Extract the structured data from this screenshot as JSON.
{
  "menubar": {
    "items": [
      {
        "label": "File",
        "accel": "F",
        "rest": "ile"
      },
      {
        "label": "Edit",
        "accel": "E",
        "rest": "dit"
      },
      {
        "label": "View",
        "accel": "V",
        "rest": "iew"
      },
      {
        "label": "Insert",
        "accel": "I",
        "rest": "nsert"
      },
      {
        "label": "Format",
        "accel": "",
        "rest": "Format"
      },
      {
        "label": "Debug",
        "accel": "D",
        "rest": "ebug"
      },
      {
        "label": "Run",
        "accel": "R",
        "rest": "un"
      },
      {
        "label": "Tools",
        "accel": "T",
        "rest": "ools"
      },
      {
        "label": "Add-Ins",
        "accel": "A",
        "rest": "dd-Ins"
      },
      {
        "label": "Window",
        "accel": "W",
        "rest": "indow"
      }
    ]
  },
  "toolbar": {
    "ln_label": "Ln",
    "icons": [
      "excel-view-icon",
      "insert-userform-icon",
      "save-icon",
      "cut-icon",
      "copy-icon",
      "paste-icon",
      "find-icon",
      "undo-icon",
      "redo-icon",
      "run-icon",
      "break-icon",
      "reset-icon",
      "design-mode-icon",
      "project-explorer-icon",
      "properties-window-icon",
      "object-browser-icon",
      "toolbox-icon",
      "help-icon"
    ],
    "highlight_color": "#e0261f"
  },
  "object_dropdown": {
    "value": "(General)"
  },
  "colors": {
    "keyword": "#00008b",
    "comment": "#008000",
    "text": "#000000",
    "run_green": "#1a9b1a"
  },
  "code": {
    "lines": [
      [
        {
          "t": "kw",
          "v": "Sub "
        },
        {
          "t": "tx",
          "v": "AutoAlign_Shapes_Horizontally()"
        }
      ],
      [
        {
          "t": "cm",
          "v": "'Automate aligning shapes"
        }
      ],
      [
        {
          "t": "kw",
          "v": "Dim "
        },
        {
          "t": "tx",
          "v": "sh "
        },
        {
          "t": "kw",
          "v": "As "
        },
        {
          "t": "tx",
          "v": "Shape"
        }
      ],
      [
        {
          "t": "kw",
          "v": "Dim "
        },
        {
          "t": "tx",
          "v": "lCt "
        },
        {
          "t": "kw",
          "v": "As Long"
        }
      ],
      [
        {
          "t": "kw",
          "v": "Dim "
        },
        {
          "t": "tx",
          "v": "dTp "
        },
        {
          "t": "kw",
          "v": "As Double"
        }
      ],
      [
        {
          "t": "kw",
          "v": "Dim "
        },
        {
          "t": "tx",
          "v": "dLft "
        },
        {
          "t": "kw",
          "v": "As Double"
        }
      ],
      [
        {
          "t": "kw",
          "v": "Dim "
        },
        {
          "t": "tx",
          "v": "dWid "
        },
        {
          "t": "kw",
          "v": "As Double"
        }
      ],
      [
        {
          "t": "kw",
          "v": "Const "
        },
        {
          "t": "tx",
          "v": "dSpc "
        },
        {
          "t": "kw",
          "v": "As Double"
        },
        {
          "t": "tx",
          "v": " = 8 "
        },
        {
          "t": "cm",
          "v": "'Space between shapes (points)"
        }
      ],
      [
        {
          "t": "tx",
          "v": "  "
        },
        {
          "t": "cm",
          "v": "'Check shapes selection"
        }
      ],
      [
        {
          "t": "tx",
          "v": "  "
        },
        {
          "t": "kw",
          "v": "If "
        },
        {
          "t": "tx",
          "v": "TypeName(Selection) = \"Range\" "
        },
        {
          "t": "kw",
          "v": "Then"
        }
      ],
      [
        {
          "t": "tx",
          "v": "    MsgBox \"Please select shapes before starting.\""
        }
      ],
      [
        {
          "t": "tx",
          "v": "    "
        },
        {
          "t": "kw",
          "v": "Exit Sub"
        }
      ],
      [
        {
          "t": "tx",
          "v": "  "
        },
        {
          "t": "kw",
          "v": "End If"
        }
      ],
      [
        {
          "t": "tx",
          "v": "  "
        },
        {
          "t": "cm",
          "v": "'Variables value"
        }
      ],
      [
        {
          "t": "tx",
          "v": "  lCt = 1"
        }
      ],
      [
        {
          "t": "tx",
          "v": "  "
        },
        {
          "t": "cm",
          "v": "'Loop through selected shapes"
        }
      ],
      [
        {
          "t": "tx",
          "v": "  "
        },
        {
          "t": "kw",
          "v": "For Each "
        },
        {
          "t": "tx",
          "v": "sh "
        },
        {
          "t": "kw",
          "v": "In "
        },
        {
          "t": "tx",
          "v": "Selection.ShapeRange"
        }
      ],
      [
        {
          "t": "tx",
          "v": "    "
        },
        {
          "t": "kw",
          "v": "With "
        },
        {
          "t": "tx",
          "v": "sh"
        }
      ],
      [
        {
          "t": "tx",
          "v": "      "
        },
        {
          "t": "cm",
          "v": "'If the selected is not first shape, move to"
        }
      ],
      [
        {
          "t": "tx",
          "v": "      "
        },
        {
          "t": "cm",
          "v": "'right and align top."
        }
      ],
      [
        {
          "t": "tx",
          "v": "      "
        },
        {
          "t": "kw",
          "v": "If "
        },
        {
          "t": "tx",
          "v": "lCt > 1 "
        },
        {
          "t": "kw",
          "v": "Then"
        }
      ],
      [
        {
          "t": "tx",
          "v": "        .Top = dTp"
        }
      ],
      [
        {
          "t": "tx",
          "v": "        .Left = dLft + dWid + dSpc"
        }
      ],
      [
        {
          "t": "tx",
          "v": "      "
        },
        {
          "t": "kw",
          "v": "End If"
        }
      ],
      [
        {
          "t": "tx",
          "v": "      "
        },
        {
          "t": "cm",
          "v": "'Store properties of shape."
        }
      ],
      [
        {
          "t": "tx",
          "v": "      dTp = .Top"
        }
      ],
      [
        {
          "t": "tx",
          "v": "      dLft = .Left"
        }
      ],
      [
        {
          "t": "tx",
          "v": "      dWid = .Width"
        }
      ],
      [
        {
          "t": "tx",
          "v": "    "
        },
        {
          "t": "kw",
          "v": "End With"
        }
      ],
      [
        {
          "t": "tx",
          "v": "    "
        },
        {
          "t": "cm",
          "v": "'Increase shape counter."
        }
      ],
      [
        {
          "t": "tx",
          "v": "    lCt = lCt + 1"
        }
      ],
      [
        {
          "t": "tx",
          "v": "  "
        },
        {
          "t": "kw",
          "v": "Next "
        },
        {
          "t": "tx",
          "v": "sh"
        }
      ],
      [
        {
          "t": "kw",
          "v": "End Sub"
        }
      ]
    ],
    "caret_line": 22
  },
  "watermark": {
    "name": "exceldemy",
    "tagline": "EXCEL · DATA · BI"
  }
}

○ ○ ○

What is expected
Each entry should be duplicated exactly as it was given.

Result below
Extract the structured data from this screenshot as JSON.
{
  "menubar": {
    "items": [
      {
        "label": "File",
        "accel": "F",
        "rest": "ile"
      },
      {
        "label": "Edit",
        "accel": "E",
        "rest": "dit"
      },
      {
        "label": "View",
        "accel": "V",
        "rest": "iew"
      },
      {
        "label": "Insert",
        "accel": "I",
        "rest": "nsert"
      },
      {
        "label": "Format",
        "accel": "",
        "rest": "Format"
      },
      {
        "label": "Debug",
        "accel": "D",
        "rest": "ebug"
      },
      {
        "label": "Run",
        "accel": "R",
        "rest": "un"
      },
      {
        "label": "Tools",
        "accel": "T",
        "rest": "ools"
      },
      {
        "label": "Add-Ins",
        "accel": "A",
        "rest": "dd-Ins"
      },
      {
        "label": "Window",
        "accel": "W",
        "rest": "indow"
      }
    ]
  },
  "toolbar": {
    "ln_label": "Ln",
    "icons": [
      "excel-view-icon",
      "insert-userform-icon",
      "save-icon",
      "cut-icon",
      "copy-icon",
      "paste-icon",
      "find-icon",
      "undo-icon",
      "redo-icon",
      "run-icon",
      "break-icon",
      "reset-icon",
      "design-mode-icon",
      "project-explorer-icon",
      "properties-window-icon",
      "object-browser-icon",
      "toolbox-icon",
      "help-icon"
    ],
    "highlight_color": "#e0261f"
  },
  "object_dropdown": {
    "value": "(General)"
  },
  "colors": {
    "keyword": "#00008b",
    "comment": "#008000",
    "text": "#000000",
    "run_green": "#1a9b1a"
  },
  "code": {
    "lines": [
      [
        {
          "t": "kw",
          "v": "Sub "
        },
        {
          "t": "tx",
          "v": "AutoAlign_Shapes_Horizontally()"
        }
      ],
      [
        {
          "t": "cm",
          "v": "'Automate aligning shapes"
        }
      ],
      [
        {
          "t": "kw",
          "v": "Dim "
        },
        {
          "t": "tx",
          "v": "sh "
        },
        {
          "t": "kw",
          "v": "As "
        },
        {
          "t": "tx",
          "v": "Shape"
        }
      ],
      [
        {
          "t": "kw",
          "v": "Dim "
        },
        {
          "t": "tx",
          "v": "lCt "
        },
        {
          "t": "kw",
          "v": "As Long"
        }
      ],
      [
        {
          "t": "kw",
          "v": "Dim "
        },
        {
          "t": "tx",
          "v": "dTp "
        },
        {
          "t": "kw",
          "v": "As Double"
        }
      ],
      [
        {
          "t": "kw",
          "v": "Dim "
        },
        {
          "t": "tx",
          "v": "dLft "
        },
        {
          "t": "kw",
          "v": "As Double"
        }
      ],
      [
        {
          "t": "kw",
          "v": "Dim "
        },
        {
          "t": "tx",
          "v": "dWid "
        },
        {
          "t": "kw",
          "v": "As Double"
        }
      ],
      [
        {
          "t": "kw",
          "v": "Const "
        },
        {
          "t": "tx",
          "v": "dSpc "
        },
        {
          "t": "kw",
          "v": "As Double"
        },
        {
          "t": "tx",
          "v": " = 8 "
        },
        {
          "t": "cm",
          "v": "'Space between shapes (points)"
        }
      ],
      [
        {
          "t": "tx",
          "v": "  "
        },
        {
          "t": "cm",
          "v": "'Check shapes selection"
        }
      ],
      [
        {
          "t": "tx",
          "v": "  "
        },
        {
          "t": "kw",
          "v": "If "
        },
        {
          "t": "tx",
          "v": "TypeName(Selection) = \"Range\" "
        },
        {
          "t": "kw",
          "v": "Then"
        }
      ],
      [
        {
          "t": "tx",
          "v": "    MsgBox \"Please select shapes before starting.\""
        }
      ],
      [
        {
          "t": "tx",
          "v": "    "
        },
        {
          "t": "kw",
          "v": "Exit Sub"
        }
      ],
      [
        {
          "t": "tx",
          "v": "  "
        },
        {
          "t": "kw",
          "v": "End If"
        }
      ],
      [
        {
          "t": "tx",
          "v": "  "
        },
        {
          "t": "cm",
          "v": "'Variables value"
        }
      ],
      [
        {
          "t": "tx",
          "v": "  lCt = 1"
        }
      ],
      [
        {
          "t": "tx",
          "v": "  "
        },
        {
          "t": "cm",
          "v": "'Loop through selected shapes"
        }
      ],
      [
        {
          "t": "tx",
          "v": "  "
        },
        {
          "t": "kw",
          "v": "For Each "
        },
        {
          "t": "tx",
          "v": "sh "
        },
        {
          "t": "kw",
          "v": "In "
        },
        {
          "t": "tx",
          "v": "Selection.ShapeRange"
        }
      ],
      [
        {
          "t": "tx",
          "v": "    "
        },
        {
          "t": "kw",
          "v": "With "
        },
        {
          "t": "tx",
          "v": "sh"
        }
      ],
      [
        {
          "t": "tx",
          "v": "      "
        },
        {
          "t": "cm",
          "v": "'If the selected is not first shape, move to"
        }
      ],
      [
        {
          "t": "tx",
          "v": "      "
        },
        {
          "t": "cm",
          "v": "'right and align top."
        }
      ],
      [
        {
          "t": "tx",
          "v": "      "
        },
        {
          "t": "kw",
          "v": "If "
        },
        {
          "t": "tx",
          "v": "lCt > 1 "
        },
        {
          "t": "kw",
          "v": "Then"
        }
      ],
      [
        {
          "t": "tx",
          "v": "        .Top = dTp"
        }
      ],
      [
        {
          "t": "tx",
          "v": "        .Left = dLft + dWid + dSpc"
        }
      ],
      [
        {
          "t": "tx",
          "v": "      "
        },
        {
          "t": "kw",
          "v": "End If"
        }
      ],
      [
        {
          "t": "tx",
          "v": "      "
        },
        {
          "t": "cm",
          "v": "'Store properties of shape."
        }
      ],
      [
        {
          "t": "tx",
          "v": "      dTp = .Top"
        }
      ],
      [
        {
          "t": "tx",
          "v": "      dLft = .Left"
        }
      ],
      [
        {
          "t": "tx",
          "v": "      dWid = .Width"
        }
      ],
      [
        {
          "t": "tx",
          "v": "    "
        },
        {
          "t": "kw",
          "v": "End With"
        }
      ],
      [
        {
          "t": "tx",
          "v": "    "
        },
        {
          "t": "cm",
          "v": "'Increase shape counter."
        }
      ],
      [
        {
          "t": "tx",
          "v": "    lCt = lCt + 1"
        }
      ],
      [
        {
          "t": "tx",
          "v": "  "
        },
        {
          "t": "kw",
          "v": "Next "
        },
        {
          "t": "tx",
          "v": "sh"
        }
      ],
      [
        {
          "t": "kw",
          "v": "End Sub"
        }
      ]
    ],
    "caret_line": 22
  },
  "watermark": {
    "name": "exceldemy",
    "tagline": "EXCEL · DATA · BI"
  }
}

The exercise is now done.